You’ll Never Believe What’s Being Smuggled Across the Border Now
I can see a mountain in Mexico from my backyard. That may give a little perspective on how close we are to the border. When I talk to my "back east" friends who live in places like Ohio and Indiana, they try to tell me how things are here on the border based on what they've seen in the news.
My friends' perspectives are a little skewed, but here in Cochise County we see the reality every day. Everything from fentanyl and meth smugglers to human traffickers speeding through our towns trying to outrun the Cochise County Sheriff's Department and other law enforcement.
Our hardworking Border Patrol agents work hard to prevent smuggling of all kinds.
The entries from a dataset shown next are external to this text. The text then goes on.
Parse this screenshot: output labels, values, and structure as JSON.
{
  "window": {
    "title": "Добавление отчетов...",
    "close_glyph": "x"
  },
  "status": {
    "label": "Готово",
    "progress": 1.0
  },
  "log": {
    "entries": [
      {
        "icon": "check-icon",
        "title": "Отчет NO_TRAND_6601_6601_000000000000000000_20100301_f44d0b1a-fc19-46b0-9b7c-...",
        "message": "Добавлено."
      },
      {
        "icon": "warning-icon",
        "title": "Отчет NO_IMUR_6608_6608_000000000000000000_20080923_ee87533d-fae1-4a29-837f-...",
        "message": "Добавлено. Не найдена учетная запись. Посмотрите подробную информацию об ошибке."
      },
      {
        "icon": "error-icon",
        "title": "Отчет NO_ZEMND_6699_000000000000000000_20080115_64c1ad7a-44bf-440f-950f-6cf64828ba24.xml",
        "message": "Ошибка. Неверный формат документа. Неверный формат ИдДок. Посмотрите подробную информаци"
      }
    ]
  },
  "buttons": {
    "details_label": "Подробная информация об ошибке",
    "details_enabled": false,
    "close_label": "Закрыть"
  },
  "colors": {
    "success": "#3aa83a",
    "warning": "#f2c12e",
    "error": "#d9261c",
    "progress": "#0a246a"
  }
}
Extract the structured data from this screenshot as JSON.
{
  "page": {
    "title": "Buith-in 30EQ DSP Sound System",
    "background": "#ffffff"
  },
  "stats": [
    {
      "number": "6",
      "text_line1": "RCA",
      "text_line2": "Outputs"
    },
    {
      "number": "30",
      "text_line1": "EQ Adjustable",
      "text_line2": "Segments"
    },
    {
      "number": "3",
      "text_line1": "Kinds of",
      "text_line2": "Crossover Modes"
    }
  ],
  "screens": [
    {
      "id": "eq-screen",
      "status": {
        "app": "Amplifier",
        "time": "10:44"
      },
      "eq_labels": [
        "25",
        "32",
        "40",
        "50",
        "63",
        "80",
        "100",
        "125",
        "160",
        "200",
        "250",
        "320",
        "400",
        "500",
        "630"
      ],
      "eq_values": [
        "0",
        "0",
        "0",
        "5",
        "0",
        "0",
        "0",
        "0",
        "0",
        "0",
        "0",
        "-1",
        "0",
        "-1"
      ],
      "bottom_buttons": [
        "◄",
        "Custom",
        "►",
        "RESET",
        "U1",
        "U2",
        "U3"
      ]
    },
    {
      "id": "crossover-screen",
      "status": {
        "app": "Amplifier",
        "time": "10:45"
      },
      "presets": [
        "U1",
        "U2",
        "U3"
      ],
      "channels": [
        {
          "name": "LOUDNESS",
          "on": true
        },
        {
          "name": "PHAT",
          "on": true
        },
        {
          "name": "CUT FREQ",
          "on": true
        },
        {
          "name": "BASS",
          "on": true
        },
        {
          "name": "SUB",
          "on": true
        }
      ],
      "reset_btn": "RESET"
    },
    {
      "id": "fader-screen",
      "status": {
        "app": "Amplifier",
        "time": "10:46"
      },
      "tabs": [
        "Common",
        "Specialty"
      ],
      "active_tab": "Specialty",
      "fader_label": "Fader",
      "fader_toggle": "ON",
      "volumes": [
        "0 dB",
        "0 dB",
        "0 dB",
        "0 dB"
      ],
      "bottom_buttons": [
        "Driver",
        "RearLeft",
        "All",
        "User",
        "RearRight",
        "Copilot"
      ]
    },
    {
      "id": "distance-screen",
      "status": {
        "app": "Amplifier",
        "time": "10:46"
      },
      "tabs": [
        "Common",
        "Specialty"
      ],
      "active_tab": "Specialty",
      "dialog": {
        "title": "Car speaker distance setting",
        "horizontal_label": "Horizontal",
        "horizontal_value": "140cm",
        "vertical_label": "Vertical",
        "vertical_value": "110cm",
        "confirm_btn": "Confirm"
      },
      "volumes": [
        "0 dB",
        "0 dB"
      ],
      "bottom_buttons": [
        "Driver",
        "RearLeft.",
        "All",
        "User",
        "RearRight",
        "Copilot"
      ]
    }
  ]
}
But now law enforcement is cracking down on a new issue: the illegal smuggling of eggs into our country from Mexico.
The New York Times reports: "Traffickers are attempting to sneak thousands of Mexican “huevos” across the border per week after skyrocketing prices have made them a hot property, costing up to $8 per dozen in certain parts of America."
It may not seem like a big deal compared to some of the other law enforcement challenges, but the impact could be greater than you might imagine.
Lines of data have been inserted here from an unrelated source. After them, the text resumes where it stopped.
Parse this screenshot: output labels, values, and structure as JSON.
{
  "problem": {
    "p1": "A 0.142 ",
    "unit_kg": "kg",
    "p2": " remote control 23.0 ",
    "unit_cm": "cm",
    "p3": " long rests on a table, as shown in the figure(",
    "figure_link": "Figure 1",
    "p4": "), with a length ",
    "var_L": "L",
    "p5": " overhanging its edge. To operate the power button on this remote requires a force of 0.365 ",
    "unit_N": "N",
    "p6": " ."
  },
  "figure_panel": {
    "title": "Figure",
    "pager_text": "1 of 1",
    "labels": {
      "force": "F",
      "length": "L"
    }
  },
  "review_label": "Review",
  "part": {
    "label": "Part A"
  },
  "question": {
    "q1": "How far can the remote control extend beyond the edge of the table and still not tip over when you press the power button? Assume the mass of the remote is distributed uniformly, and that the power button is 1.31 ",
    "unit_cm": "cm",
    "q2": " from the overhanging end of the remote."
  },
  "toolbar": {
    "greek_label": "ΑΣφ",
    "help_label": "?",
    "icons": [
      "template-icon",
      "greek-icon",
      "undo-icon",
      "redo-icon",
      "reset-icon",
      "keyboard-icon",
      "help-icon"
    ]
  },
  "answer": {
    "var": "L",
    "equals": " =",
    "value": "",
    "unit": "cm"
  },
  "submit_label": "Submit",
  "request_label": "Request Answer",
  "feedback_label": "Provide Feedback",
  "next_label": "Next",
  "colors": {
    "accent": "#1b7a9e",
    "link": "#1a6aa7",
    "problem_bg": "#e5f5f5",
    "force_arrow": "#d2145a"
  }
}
The CDC reports the outbreak of the bird flu last year resulted in a loss of over 57 million birds nationwide, leading to the drop in supply and the surge in prices.
In the last three months of 2022, Customs and Border Protection (CBP) reported an 108% increase in egg seizures at the border. Those who've been caught face fines up to $10,000.
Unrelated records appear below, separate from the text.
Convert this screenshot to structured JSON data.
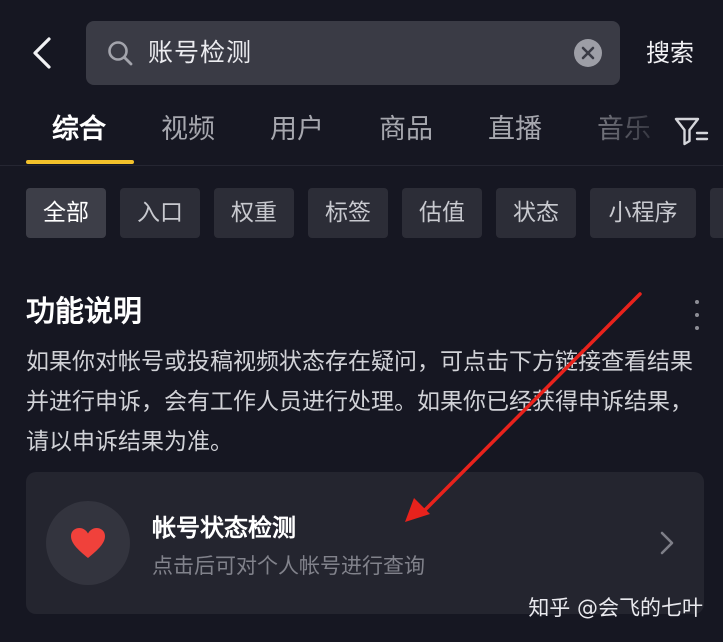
{
  "header": {
    "back_icon": "chevron-left-icon",
    "search_value": "账号检测",
    "search_icon": "search-icon",
    "clear_icon": "clear-icon",
    "search_button": "搜索"
  },
  "tabs": [
    {
      "label": "综合",
      "active": true
    },
    {
      "label": "视频"
    },
    {
      "label": "用户"
    },
    {
      "label": "商品"
    },
    {
      "label": "直播"
    },
    {
      "label": "音乐"
    }
  ],
  "filter_icon": "filter-icon",
  "chips": [
    {
      "label": "全部",
      "active": true
    },
    {
      "label": "入口"
    },
    {
      "label": "权重"
    },
    {
      "label": "标签"
    },
    {
      "label": "估值"
    },
    {
      "label": "状态"
    },
    {
      "label": "小程序"
    }
  ],
  "section": {
    "title": "功能说明",
    "description": "如果你对帐号或投稿视频状态存在疑问，可点击下方链接查看结果并进行申诉，会有工作人员进行处理。如果你已经获得申诉结果，请以申诉结果为准。"
  },
  "card": {
    "icon": "heart-icon",
    "title": "帐号状态检测",
    "subtitle": "点击后可对个人帐号进行查询"
  },
  "watermark": "知乎 @会飞的七叶",
  "colors": {
    "background": "#161722",
    "accent": "#f3c12b",
    "heart": "#f0413b",
    "annotation_arrow": "#e8221c"
  }
}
In 2012, the practice of bringing poultry or eggs into the country was banned in order to curb the risk of spreading bird-borne diseases, such as bird flu and Newcastle disease, which can wipe out whole flocks of domestic and wild birds.
The decrease in availability of eggs and the jump in prices haven't tempered the demand. The Federal Reserve Bank of St. Louis data reports an average surge of $4.25 per dozen, up from about $1.79 a dozen last year. The increase has also caused a price increase for products that use eggs, like salad dressing, cake mixes, and mayonnaise.
We've seen much higher egg prices - as much as $6 to $8 a dozen. I think it's time we befriend the folks raising backyard chickens here and consider picking up a few dozen eggs at the weekly Farmers Market. If I'm going to pay higher prices for eggs, at least I'd like to know I'm supporting small, local farmers.